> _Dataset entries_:
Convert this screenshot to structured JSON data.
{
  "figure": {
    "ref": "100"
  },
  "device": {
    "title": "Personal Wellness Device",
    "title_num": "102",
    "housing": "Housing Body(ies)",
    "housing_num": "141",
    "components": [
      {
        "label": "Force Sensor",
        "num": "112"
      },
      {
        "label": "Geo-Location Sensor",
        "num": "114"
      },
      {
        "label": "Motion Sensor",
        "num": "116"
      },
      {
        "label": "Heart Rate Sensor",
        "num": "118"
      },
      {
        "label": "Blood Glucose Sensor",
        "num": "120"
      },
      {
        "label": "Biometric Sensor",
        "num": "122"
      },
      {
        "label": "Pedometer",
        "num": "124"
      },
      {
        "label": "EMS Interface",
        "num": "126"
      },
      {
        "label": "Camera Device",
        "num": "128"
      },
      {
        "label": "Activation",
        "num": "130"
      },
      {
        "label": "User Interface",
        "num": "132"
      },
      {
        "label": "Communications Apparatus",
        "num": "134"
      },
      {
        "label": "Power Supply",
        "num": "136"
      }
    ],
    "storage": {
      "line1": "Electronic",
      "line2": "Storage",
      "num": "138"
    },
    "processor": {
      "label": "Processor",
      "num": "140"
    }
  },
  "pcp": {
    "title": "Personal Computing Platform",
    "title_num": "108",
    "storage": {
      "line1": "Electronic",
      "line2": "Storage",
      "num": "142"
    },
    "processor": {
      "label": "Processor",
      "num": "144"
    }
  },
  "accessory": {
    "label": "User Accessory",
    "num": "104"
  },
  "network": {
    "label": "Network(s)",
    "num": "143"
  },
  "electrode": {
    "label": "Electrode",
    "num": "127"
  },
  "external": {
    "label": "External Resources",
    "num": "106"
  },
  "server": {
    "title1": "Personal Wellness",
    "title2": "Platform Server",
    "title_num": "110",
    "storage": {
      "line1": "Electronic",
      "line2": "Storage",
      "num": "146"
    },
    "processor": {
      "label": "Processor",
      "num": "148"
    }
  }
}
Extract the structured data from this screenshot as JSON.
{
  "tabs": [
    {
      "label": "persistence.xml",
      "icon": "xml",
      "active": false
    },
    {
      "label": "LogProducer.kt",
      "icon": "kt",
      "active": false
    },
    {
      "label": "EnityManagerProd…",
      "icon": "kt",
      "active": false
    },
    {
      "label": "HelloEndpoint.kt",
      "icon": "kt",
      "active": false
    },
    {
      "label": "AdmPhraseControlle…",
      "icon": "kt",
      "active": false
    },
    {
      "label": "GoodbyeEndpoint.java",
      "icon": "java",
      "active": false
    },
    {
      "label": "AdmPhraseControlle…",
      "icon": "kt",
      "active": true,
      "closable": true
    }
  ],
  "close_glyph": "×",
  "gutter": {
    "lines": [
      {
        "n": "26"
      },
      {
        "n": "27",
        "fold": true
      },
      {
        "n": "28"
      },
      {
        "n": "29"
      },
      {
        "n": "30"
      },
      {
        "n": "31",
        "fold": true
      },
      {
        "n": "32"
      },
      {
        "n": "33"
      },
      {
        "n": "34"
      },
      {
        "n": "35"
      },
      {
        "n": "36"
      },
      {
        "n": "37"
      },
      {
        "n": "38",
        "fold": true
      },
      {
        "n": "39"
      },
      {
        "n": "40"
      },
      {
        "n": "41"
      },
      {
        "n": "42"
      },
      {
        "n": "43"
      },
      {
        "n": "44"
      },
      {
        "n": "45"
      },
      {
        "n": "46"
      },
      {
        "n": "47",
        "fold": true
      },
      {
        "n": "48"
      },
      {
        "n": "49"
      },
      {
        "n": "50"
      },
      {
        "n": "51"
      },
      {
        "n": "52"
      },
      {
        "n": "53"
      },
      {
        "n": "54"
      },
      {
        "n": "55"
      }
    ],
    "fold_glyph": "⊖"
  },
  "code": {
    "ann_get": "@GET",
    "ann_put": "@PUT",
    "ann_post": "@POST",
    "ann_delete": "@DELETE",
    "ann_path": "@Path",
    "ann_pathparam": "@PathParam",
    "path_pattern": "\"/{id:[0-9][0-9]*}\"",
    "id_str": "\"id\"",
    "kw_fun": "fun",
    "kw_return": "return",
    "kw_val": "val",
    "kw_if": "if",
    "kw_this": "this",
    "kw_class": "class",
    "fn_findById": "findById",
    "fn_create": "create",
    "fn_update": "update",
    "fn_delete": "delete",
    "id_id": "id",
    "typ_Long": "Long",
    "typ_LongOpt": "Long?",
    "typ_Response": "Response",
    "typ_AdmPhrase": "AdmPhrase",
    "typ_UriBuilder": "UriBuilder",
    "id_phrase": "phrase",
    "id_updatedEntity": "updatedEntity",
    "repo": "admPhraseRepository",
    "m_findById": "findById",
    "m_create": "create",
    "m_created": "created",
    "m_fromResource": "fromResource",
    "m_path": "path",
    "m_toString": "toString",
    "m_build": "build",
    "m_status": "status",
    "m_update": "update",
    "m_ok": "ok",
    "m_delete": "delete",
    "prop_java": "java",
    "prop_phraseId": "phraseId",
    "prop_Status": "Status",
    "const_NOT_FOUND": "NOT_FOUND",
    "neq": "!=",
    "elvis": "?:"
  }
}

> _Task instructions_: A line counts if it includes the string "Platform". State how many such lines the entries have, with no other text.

> _Task result_: 2